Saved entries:
══════════
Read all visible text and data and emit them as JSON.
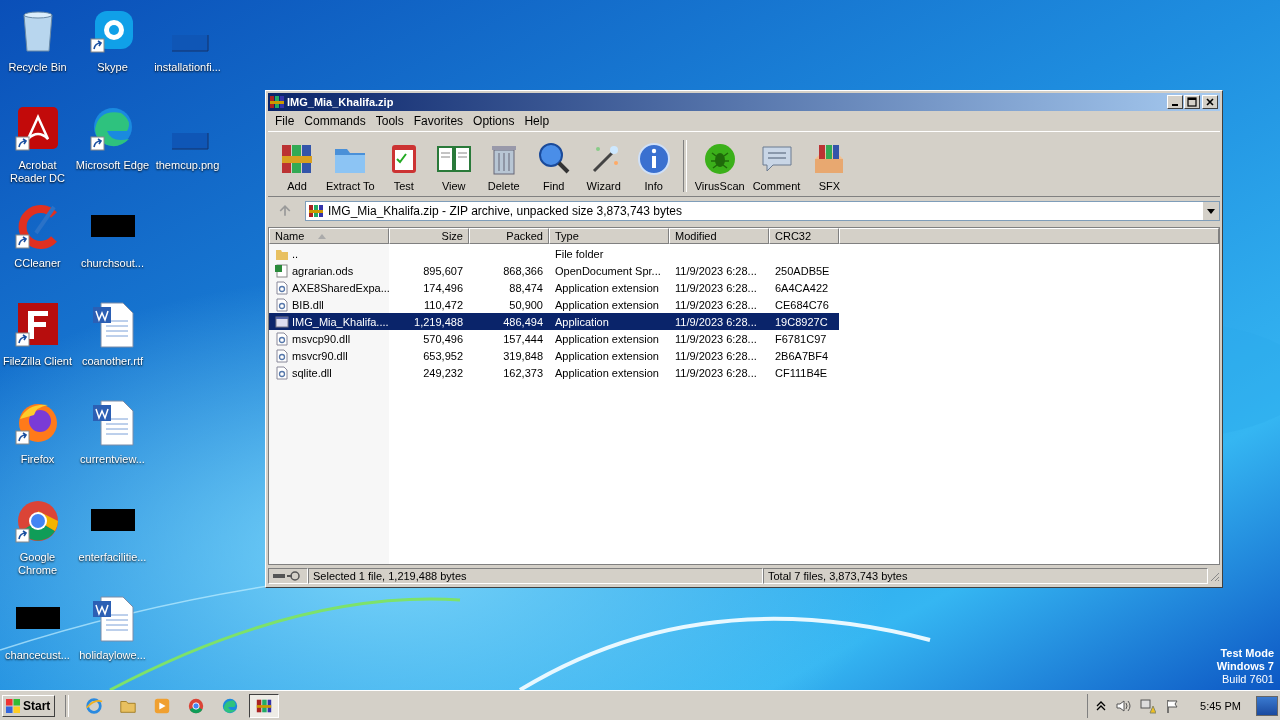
{
  "desktop_icons": [
    {
      "label": "Recycle Bin",
      "kind": "recycle",
      "shortcut": false
    },
    {
      "label": "Skype",
      "kind": "skype",
      "shortcut": true
    },
    {
      "label": "installationfi...",
      "kind": "blank",
      "shortcut": false
    },
    {
      "label": "Acrobat Reader DC",
      "kind": "acrobat",
      "shortcut": true
    },
    {
      "label": "Microsoft Edge",
      "kind": "edge",
      "shortcut": true
    },
    {
      "label": "themcup.png",
      "kind": "blank",
      "shortcut": false
    },
    {
      "label": "CCleaner",
      "kind": "ccleaner",
      "shortcut": true
    },
    {
      "label": "churchsout...",
      "kind": "black",
      "shortcut": false
    },
    {
      "label": "FileZilla Client",
      "kind": "filezilla",
      "shortcut": true
    },
    {
      "label": "coanother.rtf",
      "kind": "word",
      "shortcut": false
    },
    {
      "label": "Firefox",
      "kind": "firefox",
      "shortcut": true
    },
    {
      "label": "currentview...",
      "kind": "word",
      "shortcut": false
    },
    {
      "label": "Google Chrome",
      "kind": "chrome",
      "shortcut": true
    },
    {
      "label": "enterfacilitie...",
      "kind": "black",
      "shortcut": false
    },
    {
      "label": "chancecust...",
      "kind": "black",
      "shortcut": false
    },
    {
      "label": "holidaylowe...",
      "kind": "word",
      "shortcut": false
    }
  ],
  "window": {
    "title": "IMG_Mia_Khalifa.zip",
    "menu": [
      "File",
      "Commands",
      "Tools",
      "Favorites",
      "Options",
      "Help"
    ],
    "toolbar_groups": [
      [
        {
          "label": "Add",
          "kind": "add"
        },
        {
          "label": "Extract To",
          "kind": "extract"
        },
        {
          "label": "Test",
          "kind": "test"
        },
        {
          "label": "View",
          "kind": "view"
        },
        {
          "label": "Delete",
          "kind": "delete"
        },
        {
          "label": "Find",
          "kind": "find"
        },
        {
          "label": "Wizard",
          "kind": "wizard"
        },
        {
          "label": "Info",
          "kind": "info"
        }
      ],
      [
        {
          "label": "VirusScan",
          "kind": "virus"
        },
        {
          "label": "Comment",
          "kind": "comment"
        },
        {
          "label": "SFX",
          "kind": "sfx"
        }
      ]
    ],
    "address": "IMG_Mia_Khalifa.zip - ZIP archive, unpacked size 3,873,743 bytes",
    "columns": [
      {
        "label": "Name",
        "sorted": true
      },
      {
        "label": "Size",
        "sorted": false
      },
      {
        "label": "Packed",
        "sorted": false
      },
      {
        "label": "Type",
        "sorted": false
      },
      {
        "label": "Modified",
        "sorted": false
      },
      {
        "label": "CRC32",
        "sorted": false
      }
    ],
    "rows": [
      {
        "kind": "folder",
        "name": "..",
        "size": "",
        "packed": "",
        "type": "File folder",
        "modified": "",
        "crc": "",
        "selected": false
      },
      {
        "kind": "sheet",
        "name": "agrarian.ods",
        "size": "895,607",
        "packed": "868,366",
        "type": "OpenDocument Spr...",
        "modified": "11/9/2023 6:28...",
        "crc": "250ADB5E",
        "selected": false
      },
      {
        "kind": "dll",
        "name": "AXE8SharedExpa...",
        "size": "174,496",
        "packed": "88,474",
        "type": "Application extension",
        "modified": "11/9/2023 6:28...",
        "crc": "6A4CA422",
        "selected": false
      },
      {
        "kind": "dll",
        "name": "BIB.dll",
        "size": "110,472",
        "packed": "50,900",
        "type": "Application extension",
        "modified": "11/9/2023 6:28...",
        "crc": "CE684C76",
        "selected": false
      },
      {
        "kind": "app",
        "name": "IMG_Mia_Khalifa....",
        "size": "1,219,488",
        "packed": "486,494",
        "type": "Application",
        "modified": "11/9/2023 6:28...",
        "crc": "19C8927C",
        "selected": true
      },
      {
        "kind": "dll",
        "name": "msvcp90.dll",
        "size": "570,496",
        "packed": "157,444",
        "type": "Application extension",
        "modified": "11/9/2023 6:28...",
        "crc": "F6781C97",
        "selected": false
      },
      {
        "kind": "dll",
        "name": "msvcr90.dll",
        "size": "653,952",
        "packed": "319,848",
        "type": "Application extension",
        "modified": "11/9/2023 6:28...",
        "crc": "2B6A7BF4",
        "selected": false
      },
      {
        "kind": "dll",
        "name": "sqlite.dll",
        "size": "249,232",
        "packed": "162,373",
        "type": "Application extension",
        "modified": "11/9/2023 6:28...",
        "crc": "CF111B4E",
        "selected": false
      }
    ],
    "status_left": "Selected 1 file, 1,219,488 bytes",
    "status_right": "Total 7 files, 3,873,743 bytes"
  },
  "watermark_lines": [
    "Test Mode",
    "Windows 7",
    "Build 7601"
  ],
  "taskbar": {
    "start": "Start",
    "apps": [
      {
        "kind": "ie",
        "active": false
      },
      {
        "kind": "explorer",
        "active": false
      },
      {
        "kind": "media",
        "active": false
      },
      {
        "kind": "chrome",
        "active": false
      },
      {
        "kind": "edge",
        "active": false
      },
      {
        "kind": "winrar",
        "active": true
      }
    ],
    "time": "5:45 PM"
  }
}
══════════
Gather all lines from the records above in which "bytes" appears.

- TASK OUTPUT -
    "address": "IMG_Mia_Khalifa.zip - ZIP archive, unpacked size 3,873,743 bytes",
    "status_left": "Selected 1 file, 1,219,488 bytes",
    "status_right": "Total 7 files, 3,873,743 bytes"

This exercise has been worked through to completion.